A New York City junior high is planning on separating students by race in order to discuss social justice topics next week, according to The New York Post.
According to an email sent to parents obtained by the outlet, the Lower Manhattan Community Middle School will conduct the activity in order to "…undo the legacy of racism and oppression in this country that impacts our school community."
Principal Shanna Douglas wrote in the email that children in grades seven and eight will opt into one of five "affinity groups." Asians, whites and multi-racial students will be in their own categories. African-American and Hispanic students will be combined into one group.
Douglas added that said she is emphasizing race this school year because "...students are talking about it since race has become a popular topic on social media, or parents are talking even more about it at home due to the recent incidents across the nation."
She claimed that the school had failed to adequately address race issues before in the institution that is 44 percent Asian, 29 percent white, 15 percent Hispanic, and 8 percent black.
An additional group will be offered for those uncomfortable with the format of the program. Nathaniel Styer, spokesperson for the Department of Education said that it is "...abundantly clear to both students and parents that anyone can opt-out of this two day celebration if they desire."
The opening question for discussion will be "Why are we even talking about racial identity?"
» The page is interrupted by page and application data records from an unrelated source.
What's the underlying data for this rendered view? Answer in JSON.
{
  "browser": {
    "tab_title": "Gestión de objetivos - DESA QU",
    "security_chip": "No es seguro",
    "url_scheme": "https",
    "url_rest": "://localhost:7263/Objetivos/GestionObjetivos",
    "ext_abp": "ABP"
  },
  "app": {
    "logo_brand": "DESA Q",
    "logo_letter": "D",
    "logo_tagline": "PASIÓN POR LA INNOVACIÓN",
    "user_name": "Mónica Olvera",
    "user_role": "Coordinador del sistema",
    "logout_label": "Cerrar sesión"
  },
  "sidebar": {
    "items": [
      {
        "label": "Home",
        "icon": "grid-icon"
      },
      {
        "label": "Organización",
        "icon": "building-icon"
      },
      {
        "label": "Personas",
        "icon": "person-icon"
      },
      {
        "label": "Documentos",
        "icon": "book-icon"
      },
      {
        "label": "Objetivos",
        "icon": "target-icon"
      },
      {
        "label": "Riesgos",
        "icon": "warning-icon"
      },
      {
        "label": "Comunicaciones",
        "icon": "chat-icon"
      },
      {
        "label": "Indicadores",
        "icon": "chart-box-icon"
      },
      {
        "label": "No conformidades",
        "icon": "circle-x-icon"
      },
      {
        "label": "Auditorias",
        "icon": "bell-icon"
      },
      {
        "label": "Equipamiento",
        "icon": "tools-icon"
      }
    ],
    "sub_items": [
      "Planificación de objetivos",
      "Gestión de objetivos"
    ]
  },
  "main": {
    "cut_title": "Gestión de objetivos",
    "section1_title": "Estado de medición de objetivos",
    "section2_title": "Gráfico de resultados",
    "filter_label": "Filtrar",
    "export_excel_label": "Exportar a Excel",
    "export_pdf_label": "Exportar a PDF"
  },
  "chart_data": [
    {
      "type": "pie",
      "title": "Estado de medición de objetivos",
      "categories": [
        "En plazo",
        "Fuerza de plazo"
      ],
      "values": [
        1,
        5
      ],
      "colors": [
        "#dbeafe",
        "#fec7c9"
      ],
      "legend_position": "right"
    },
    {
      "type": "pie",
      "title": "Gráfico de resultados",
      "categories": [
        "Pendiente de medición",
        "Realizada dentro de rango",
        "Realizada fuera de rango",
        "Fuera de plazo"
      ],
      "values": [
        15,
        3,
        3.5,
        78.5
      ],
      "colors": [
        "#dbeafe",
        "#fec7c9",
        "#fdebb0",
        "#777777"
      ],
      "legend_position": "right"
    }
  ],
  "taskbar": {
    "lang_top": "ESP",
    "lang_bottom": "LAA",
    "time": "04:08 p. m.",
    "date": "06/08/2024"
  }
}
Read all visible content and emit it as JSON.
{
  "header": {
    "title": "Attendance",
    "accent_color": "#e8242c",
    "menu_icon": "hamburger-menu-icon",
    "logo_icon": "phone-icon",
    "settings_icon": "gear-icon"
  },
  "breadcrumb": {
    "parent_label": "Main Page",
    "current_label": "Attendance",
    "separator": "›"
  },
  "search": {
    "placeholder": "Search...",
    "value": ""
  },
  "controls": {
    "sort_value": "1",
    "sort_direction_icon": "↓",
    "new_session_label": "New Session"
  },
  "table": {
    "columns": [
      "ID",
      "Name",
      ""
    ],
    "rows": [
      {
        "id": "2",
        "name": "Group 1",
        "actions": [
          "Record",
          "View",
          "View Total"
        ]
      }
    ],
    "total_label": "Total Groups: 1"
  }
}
Parents told the outlet that they are concerned that the program will be more divisive for students that that the politically charged program is being prioritized over traditional academics.